=== Data section ===
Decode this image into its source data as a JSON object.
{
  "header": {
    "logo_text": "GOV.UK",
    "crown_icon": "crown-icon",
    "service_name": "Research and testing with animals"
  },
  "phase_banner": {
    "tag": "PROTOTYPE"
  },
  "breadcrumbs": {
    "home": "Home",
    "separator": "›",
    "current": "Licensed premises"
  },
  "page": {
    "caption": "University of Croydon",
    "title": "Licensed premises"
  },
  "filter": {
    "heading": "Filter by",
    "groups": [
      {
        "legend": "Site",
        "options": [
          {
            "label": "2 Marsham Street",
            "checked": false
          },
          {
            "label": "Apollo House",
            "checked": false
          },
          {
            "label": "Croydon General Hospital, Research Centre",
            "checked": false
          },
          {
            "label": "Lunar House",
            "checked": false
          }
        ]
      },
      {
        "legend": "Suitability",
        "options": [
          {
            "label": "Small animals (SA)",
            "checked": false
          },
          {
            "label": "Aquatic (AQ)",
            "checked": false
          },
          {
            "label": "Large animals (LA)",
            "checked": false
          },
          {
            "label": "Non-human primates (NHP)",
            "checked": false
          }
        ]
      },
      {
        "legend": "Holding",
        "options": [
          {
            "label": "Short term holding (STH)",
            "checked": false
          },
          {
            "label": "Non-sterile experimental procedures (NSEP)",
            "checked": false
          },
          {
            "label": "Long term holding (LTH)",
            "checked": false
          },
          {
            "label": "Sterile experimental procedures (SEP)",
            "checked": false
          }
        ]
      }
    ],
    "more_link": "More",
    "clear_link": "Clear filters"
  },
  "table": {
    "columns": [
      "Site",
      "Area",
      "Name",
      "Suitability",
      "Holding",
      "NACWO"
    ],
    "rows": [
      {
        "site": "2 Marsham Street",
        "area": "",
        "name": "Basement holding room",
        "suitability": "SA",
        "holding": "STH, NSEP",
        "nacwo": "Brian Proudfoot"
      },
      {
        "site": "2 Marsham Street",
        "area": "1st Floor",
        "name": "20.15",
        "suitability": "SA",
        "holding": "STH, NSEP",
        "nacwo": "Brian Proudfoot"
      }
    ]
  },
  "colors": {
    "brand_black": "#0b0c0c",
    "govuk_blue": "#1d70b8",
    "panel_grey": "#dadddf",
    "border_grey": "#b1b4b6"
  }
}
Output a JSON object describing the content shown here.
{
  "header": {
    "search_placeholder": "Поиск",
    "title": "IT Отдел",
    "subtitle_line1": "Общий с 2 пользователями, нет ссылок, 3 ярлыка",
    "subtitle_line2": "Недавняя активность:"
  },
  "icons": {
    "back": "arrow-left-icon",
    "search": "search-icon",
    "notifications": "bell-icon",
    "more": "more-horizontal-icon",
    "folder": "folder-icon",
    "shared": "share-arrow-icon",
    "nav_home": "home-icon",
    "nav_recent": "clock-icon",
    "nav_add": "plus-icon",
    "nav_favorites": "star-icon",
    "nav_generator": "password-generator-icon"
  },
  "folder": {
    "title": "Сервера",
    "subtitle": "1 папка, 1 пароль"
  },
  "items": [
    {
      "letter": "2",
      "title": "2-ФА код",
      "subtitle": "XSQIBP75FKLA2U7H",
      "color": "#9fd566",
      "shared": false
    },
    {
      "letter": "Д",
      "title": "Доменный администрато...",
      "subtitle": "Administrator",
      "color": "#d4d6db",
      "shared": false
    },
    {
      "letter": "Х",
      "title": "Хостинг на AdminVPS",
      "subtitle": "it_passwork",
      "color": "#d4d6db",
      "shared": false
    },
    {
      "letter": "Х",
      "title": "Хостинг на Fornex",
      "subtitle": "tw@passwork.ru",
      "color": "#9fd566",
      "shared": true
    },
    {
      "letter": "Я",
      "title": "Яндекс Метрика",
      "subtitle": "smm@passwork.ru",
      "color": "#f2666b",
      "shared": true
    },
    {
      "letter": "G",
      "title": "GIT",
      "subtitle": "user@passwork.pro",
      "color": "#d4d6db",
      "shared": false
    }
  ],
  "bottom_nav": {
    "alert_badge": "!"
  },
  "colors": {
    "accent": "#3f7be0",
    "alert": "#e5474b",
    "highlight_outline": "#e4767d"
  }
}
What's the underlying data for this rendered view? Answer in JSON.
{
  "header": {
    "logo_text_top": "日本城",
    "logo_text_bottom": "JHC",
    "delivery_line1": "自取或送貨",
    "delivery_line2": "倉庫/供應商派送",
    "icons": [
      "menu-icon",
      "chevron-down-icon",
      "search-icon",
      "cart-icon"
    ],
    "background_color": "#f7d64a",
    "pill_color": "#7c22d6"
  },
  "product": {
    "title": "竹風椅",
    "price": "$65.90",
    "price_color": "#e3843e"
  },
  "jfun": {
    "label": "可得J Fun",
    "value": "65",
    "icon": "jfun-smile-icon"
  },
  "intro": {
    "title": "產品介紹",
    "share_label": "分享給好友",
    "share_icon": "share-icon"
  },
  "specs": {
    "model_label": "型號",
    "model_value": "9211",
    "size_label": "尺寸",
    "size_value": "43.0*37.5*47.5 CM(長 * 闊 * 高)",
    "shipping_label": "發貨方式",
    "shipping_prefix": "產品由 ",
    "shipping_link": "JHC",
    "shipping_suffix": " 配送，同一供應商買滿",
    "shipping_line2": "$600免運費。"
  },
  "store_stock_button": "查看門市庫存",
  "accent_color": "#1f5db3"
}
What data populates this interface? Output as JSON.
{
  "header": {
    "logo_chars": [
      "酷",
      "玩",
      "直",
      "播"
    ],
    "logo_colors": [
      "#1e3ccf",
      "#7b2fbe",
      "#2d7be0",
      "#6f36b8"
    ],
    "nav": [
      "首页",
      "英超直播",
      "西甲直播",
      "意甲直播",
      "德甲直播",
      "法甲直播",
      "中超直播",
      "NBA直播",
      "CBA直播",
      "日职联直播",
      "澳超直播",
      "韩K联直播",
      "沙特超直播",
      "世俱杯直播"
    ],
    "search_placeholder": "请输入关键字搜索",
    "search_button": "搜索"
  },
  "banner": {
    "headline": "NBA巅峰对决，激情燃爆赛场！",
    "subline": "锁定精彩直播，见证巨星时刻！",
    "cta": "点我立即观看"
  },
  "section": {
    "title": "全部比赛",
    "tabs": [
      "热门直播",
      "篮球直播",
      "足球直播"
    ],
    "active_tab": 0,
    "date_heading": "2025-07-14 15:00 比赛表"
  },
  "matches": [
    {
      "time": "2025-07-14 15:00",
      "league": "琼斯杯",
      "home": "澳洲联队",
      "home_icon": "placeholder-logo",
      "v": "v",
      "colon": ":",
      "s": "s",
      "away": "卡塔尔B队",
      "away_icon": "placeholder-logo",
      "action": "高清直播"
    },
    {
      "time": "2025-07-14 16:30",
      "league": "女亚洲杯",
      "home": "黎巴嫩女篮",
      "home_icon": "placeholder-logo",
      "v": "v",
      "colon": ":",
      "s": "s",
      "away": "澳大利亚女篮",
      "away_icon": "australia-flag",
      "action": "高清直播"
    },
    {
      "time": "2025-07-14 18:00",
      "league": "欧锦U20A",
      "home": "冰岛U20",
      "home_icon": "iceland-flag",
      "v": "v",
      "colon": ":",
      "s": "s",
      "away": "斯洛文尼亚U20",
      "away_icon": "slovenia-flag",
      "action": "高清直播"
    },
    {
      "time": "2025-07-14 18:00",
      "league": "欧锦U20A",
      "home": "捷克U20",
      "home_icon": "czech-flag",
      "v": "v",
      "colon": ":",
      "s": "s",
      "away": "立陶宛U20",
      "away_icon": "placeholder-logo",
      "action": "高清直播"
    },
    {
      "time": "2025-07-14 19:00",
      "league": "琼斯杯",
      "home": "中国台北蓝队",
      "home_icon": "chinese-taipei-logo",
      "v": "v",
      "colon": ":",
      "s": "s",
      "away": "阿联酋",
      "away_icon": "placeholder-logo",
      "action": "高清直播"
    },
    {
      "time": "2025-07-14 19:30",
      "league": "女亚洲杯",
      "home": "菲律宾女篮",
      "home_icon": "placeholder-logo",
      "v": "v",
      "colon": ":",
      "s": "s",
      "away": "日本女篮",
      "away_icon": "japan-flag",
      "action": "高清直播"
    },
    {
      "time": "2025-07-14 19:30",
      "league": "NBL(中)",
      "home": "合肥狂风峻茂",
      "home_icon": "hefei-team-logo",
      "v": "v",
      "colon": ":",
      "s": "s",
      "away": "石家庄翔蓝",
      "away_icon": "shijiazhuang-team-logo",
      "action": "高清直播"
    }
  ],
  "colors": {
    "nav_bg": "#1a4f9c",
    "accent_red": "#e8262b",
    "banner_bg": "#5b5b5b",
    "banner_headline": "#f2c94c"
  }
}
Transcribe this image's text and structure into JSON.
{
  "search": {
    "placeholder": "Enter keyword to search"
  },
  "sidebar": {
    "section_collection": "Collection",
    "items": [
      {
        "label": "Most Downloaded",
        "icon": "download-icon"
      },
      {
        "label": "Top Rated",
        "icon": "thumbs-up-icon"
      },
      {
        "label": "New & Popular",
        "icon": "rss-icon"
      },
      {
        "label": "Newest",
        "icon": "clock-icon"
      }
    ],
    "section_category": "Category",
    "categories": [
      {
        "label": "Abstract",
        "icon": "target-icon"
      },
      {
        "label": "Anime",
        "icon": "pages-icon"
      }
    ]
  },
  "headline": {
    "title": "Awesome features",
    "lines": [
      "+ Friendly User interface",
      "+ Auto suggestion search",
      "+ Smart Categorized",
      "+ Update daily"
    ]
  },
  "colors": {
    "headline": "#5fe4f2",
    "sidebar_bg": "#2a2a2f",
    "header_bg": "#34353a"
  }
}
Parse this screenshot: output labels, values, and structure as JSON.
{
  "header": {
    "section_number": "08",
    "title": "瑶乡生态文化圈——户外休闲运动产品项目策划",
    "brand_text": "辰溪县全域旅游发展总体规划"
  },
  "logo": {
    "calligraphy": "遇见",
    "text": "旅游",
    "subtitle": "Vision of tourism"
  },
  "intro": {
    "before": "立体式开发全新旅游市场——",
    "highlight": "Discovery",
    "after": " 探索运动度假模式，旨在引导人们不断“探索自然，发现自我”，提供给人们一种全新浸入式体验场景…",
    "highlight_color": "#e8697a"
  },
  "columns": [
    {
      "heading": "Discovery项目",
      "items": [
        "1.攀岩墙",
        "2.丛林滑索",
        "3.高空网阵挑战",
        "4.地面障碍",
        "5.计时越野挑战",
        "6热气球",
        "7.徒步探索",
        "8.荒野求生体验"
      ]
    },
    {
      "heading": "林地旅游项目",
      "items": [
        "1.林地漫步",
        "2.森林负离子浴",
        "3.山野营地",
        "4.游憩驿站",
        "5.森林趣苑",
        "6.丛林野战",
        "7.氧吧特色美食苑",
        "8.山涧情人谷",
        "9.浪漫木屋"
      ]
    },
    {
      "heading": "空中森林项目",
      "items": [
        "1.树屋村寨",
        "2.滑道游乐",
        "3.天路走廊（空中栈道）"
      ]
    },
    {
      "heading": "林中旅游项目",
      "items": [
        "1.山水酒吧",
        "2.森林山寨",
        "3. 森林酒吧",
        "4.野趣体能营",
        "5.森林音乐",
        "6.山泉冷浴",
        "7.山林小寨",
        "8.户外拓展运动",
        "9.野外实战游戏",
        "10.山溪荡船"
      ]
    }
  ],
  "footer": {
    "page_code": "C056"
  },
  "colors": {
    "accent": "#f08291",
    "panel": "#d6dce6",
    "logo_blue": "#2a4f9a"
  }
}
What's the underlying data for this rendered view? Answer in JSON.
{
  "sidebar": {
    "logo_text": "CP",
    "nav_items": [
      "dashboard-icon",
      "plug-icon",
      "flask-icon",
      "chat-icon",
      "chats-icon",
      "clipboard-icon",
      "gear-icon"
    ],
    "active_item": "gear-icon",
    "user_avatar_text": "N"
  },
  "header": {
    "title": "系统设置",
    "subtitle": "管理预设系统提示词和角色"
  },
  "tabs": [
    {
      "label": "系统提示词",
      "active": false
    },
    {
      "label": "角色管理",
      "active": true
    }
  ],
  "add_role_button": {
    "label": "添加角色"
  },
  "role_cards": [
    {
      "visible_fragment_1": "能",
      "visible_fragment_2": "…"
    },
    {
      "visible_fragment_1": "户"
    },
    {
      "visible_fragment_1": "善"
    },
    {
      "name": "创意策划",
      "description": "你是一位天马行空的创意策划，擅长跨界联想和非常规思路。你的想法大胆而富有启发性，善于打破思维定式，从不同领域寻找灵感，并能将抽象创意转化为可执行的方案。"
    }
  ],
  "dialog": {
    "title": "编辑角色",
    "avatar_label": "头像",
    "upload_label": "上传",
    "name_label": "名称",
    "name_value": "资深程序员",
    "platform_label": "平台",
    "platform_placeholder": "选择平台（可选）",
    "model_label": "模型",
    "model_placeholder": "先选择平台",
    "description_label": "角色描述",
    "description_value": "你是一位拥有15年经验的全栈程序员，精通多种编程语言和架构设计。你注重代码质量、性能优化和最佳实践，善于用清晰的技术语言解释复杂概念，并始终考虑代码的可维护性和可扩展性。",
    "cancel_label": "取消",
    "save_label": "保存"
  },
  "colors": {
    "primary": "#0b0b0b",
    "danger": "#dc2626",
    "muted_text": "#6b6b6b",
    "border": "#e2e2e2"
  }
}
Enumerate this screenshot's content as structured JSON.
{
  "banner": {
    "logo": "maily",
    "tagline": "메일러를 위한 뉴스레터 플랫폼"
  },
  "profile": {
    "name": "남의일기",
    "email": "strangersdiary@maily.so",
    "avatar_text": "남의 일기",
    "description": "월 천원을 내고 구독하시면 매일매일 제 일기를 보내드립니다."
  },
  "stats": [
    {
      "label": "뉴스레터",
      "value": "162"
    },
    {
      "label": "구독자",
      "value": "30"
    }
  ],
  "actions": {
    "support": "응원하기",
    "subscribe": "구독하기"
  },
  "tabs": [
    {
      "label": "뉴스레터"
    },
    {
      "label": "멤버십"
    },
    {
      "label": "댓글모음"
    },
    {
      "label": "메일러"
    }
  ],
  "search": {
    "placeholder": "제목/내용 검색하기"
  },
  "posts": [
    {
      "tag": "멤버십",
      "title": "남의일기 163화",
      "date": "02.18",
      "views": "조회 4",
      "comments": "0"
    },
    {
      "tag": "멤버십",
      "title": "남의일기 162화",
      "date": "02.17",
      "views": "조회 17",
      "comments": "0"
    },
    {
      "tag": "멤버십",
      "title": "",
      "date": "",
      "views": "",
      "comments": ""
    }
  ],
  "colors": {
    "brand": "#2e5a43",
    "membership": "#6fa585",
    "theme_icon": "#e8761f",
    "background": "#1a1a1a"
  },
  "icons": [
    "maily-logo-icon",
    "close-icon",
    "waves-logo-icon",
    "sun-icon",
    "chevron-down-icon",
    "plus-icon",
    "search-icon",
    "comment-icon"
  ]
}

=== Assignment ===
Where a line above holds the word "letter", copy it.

=== Exercise result ===
      "letter": "2",
      "letter": "Д",
      "letter": "Х",
      "letter": "Х",
      "letter": "Я",
      "letter": "G",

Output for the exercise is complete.